I think it is grand, in so many ways.

But it made me reflect.  And, I scanned through my past.  I can pretty much assure you, I have never worn a tiara, or a pink dress, for that matter.  I think if I had wanted to, as a kid, I may have been afforded to.  Maybe.  (Okay, maybe not the princess crown, but I bet Mom would have made a pink dress for me.)

But.  On the contrary, I can remember feeling right at home in blue jeans and a sweatshirt.  Hold the phone.  Stop the presses.  Call the cops.

Okay, okay.  So you may have guessed this about me.

I can remember, not liking the feeling of being “dressed up.” In fact, as soon as we got home from church, I raced up to my room and put on my normal skivvies.  Jeans. Sweatshirt.  Tom-boy girl.

When I was pretty young, we were playing outside on a hot summer’s day.  My brothers, and the neighborhood boys mostly ran the streets without their shirts on.  It was hot.

Well, it made perfect sense to me.  So off came my t-shirt.  I am not sure how long I ran around without my shirt.  My bigger sister Julie was right there with me on this one too.  I think …. as I recall…. it was Marylin Monroe, our neighbor, who may have spotted us and alerted Mom. Hence, game over.

I played with G.I. Joes mostly.  On occasion there were the Sea Monkeys and  the Sock Monkeys.  I had friends who had Barbie Dolls, but they didn’t seem to do much, except for change clothes, and brush their hair.  G.I. Joes had tents, and rafts, and weapons, and tools.  Helicopters, and Jeeps, even. There was a LOT to be done with the G.I. Joes.  We were always saving the world.

I guess I just enjoyed playing differently than most other girls my age.  Maybe we all do.  I had one brother who was a motor-head, and another one who liked to bake.  Oh wait.  They still do.

Which leads me to this.  There are certain things about our inner-selves that are just there… comfortably.  It is the essence of who we are.  It is what feels best to us.  Deep inside, we know where and how, we like to be.

Beautiful, isn’t it?  How this works.  How natural it is for you, and you, and me too.  How could anyone expect us to deny who we are?

So with that, perhaps it is best that we should be accepting of others’ differences. It is what we are… just like I am me… and you are you.   Sometimes, it is apparent, these qualities are sewn right into our very being…just like the color of our hair, or the length of our feet.
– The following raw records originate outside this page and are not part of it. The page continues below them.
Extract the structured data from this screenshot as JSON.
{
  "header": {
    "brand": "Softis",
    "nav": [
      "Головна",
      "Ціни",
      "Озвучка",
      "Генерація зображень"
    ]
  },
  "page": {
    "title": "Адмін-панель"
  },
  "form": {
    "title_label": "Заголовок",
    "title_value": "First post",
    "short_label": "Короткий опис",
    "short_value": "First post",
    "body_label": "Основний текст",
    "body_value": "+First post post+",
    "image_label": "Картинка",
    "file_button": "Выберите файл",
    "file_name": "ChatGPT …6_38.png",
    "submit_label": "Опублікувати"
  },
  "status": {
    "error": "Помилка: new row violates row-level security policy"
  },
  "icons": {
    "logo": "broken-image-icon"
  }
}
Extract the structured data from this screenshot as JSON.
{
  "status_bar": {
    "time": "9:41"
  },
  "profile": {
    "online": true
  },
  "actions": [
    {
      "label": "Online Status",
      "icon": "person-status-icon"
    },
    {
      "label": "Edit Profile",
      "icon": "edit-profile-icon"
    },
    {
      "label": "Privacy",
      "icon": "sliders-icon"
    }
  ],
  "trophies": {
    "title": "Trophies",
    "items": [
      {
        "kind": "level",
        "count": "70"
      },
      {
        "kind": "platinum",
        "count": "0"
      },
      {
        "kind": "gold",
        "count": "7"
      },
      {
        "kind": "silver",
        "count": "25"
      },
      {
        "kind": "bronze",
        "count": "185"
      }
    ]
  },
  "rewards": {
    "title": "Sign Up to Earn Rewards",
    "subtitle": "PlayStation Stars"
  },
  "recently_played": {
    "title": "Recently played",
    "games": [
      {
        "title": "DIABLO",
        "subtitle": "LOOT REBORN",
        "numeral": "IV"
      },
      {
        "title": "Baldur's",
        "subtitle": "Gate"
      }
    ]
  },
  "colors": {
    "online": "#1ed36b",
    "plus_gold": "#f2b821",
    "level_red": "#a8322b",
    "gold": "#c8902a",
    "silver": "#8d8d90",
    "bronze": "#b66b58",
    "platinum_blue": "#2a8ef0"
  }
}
There are so very many of us.  Yet, we all are one.  Connected.  And we need each other. There must be acceptance, not denial. Building walls between us because of who we are… is just plain wrong.


In every man there is something wherein I may learn of him, and in that I am his pupil.
—  Ralph Waldo Emerson

The measure of a man is not the number of his servants but in the number of people whom he serves.
—  Paul D. Moody

It’s all right to hold a conversation, but you should let go of it now and then.
—  Richard Armour